One of the things we do at Ingenta is help publishers realize the transition from print being based businesses to media businesses. Many book publishers are most of the way there, having made the leap from viewing themselves as businesses who make and sell books, to enterprises who sell and manage intellectual property (IP) or copyright.
Publishers’ interest in our systems, which have been designed to be product agnostic, has been growing exponentially as the landscape changes. But what is even more interesting, is observing how publishers are starting to behave more like media companies, while media outfits are beginning to move into the publishing space.
We saw an example of this trend blurring the edges between media conglomerates and publishers earlier this week, when NBC Universal announced that it was launching a publishing arm to complement to its other news and broadcasting activities. Yet this isn’t the only form of increased competition that publishers face. The technology sector itself, in the form of Apple, Google, Amazon etc, has been in the media business for many years. Only last week Apple made what looks to some like a land grab for the US textbook publishing and distribution market when it launched its iBooks 2 platform.
In such a febrile environment it’s only natural that big publishers should be falling over themselves to rebrand as fast flexible digital media houses. Out goes the traditional hardback book, in comes a business that slices and dices its IP in manifold ways, producing multi-format content from books to ebooks to apps to enhanced books.
To these businesses, tech giants such as Apple and Google can be viewed as opportunities not threats. While tech businesses are expert in creating platforms on which content such as an ebook can be bought, stored and consumed they have much less expertise in terms of what makes a game playable, a film watchable and a book readable. Remember, Rovio created Angry Birds, not Apple. And the need for content to populate these tech ecosystems means publishers publishing in the right formats and channels can extract new revenues and growth from these tech-enabled markets.
But how does a publisher know they’re ready to engage with this brave new world? We’ve identified six key factors governing success in digital publishing.
1. Workflow - Are you able to produce thinking in a product agnostic way? Can your systems manage the process of creating multiple products from one IP?
2. Rights - Are your rights in order ? Do you know what they own and what you can sell where?
3. Permissions - The vastly important issue of permissions. Do you have the right permissions cleared, and are you on top of this increasingly important revenue stream?
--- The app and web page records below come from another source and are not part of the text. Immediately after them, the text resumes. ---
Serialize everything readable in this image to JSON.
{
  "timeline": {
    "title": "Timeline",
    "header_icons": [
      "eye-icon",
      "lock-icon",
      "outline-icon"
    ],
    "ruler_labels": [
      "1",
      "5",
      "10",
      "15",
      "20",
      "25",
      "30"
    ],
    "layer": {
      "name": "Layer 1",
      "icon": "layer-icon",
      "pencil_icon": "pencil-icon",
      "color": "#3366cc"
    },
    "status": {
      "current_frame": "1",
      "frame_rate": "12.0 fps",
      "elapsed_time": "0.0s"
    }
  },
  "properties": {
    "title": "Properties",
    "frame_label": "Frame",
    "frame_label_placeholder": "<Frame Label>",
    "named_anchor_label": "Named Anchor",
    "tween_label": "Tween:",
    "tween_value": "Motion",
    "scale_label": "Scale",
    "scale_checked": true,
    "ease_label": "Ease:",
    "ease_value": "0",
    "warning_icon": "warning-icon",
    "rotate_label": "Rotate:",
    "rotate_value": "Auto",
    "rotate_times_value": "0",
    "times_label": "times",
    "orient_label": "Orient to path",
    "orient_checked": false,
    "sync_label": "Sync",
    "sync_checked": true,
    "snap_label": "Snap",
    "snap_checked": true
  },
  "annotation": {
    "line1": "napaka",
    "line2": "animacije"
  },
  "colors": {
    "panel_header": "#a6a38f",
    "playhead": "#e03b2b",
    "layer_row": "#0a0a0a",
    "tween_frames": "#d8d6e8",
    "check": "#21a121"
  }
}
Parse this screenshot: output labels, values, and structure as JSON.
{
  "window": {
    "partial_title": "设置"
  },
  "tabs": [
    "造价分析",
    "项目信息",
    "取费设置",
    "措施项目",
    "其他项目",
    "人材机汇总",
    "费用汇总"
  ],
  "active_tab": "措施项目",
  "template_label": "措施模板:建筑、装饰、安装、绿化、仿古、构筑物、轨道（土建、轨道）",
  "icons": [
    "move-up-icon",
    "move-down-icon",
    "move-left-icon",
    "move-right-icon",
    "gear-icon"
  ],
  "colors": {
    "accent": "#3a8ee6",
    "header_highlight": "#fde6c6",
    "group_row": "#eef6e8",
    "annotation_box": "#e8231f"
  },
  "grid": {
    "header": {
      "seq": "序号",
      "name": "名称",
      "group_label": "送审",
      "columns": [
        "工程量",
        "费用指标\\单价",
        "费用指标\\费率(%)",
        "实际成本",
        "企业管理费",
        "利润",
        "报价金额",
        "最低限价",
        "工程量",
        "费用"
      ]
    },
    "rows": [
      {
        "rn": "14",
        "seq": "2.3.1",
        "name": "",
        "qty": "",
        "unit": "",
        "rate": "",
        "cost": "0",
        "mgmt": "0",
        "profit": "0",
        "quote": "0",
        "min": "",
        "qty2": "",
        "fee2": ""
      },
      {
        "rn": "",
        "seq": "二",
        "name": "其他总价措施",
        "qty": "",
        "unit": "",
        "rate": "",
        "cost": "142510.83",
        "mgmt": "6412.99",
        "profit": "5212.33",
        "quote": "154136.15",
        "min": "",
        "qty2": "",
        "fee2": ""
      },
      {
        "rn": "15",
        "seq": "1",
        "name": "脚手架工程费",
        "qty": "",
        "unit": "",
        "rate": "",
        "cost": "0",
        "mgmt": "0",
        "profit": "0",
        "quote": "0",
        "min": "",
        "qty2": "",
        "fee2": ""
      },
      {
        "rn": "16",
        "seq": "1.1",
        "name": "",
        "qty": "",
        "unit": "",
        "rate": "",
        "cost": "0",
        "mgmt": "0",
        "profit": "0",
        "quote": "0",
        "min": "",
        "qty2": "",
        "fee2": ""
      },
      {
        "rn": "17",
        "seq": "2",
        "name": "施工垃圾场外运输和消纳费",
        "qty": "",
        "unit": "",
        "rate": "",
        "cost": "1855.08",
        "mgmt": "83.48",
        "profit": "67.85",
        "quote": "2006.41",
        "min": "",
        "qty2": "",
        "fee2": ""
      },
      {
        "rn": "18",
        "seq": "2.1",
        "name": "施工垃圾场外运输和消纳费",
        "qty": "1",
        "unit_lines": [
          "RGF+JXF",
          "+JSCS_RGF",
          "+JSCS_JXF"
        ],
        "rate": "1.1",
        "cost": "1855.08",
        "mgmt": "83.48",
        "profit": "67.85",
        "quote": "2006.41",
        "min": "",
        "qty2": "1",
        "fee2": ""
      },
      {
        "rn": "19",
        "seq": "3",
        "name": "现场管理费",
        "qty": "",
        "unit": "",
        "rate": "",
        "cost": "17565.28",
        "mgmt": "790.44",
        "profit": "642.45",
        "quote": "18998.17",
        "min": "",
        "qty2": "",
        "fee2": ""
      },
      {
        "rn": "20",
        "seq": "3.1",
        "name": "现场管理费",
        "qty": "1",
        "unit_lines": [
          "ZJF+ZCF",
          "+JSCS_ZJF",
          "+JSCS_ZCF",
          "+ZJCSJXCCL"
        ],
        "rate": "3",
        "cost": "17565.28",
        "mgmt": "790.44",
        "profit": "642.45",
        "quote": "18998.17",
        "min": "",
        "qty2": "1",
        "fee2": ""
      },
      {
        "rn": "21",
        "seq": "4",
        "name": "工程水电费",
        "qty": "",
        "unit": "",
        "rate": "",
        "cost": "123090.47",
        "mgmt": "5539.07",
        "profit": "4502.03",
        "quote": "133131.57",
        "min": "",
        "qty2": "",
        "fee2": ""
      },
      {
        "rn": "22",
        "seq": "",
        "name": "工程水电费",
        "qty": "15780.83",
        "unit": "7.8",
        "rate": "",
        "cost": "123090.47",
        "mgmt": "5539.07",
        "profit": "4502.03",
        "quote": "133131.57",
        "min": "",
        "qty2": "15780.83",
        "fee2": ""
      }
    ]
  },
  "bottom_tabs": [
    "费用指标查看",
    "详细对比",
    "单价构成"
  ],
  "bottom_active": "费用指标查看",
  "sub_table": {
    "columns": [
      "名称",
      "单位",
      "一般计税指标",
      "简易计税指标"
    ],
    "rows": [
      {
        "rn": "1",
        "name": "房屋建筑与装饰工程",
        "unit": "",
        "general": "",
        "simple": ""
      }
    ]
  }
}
4. Globality - Digital means global, so are your systems scalable, multi language and multi currency?
5. Distribution - Can you get both types of content - digital and physical - out the door in the right format at high quality?
6. Monetization - Let’s not forget that with digital as well as being able to create multiform, bundled, fragmented any which way content there needs to be thought on how they make money for the content. Digital allows for a 101 ways to change, subscriptions to pay per view.
The winner in the race to be the new media giants will need to be able to build new ecosystems or risk failure. To achieve this they need quality software, quality content, ease of access, quality packaging or interface and ease of payment.
True success will come from realizing these are direct to consumer opportunities. Here the value or peer recommendation and participation (i.e. monetizing the social commerce layer) will need to be sewn up in order to gain the customer’s dollar. Realizing this will see publishers become media companies and media companies delivering print content becoming publishers. The new world of transmedia companies will be vast, provided they can crack this magic combination.
What do you think of this new breed of transmedia publishing ventures? We'd love to hear your thoughts in the comment box below.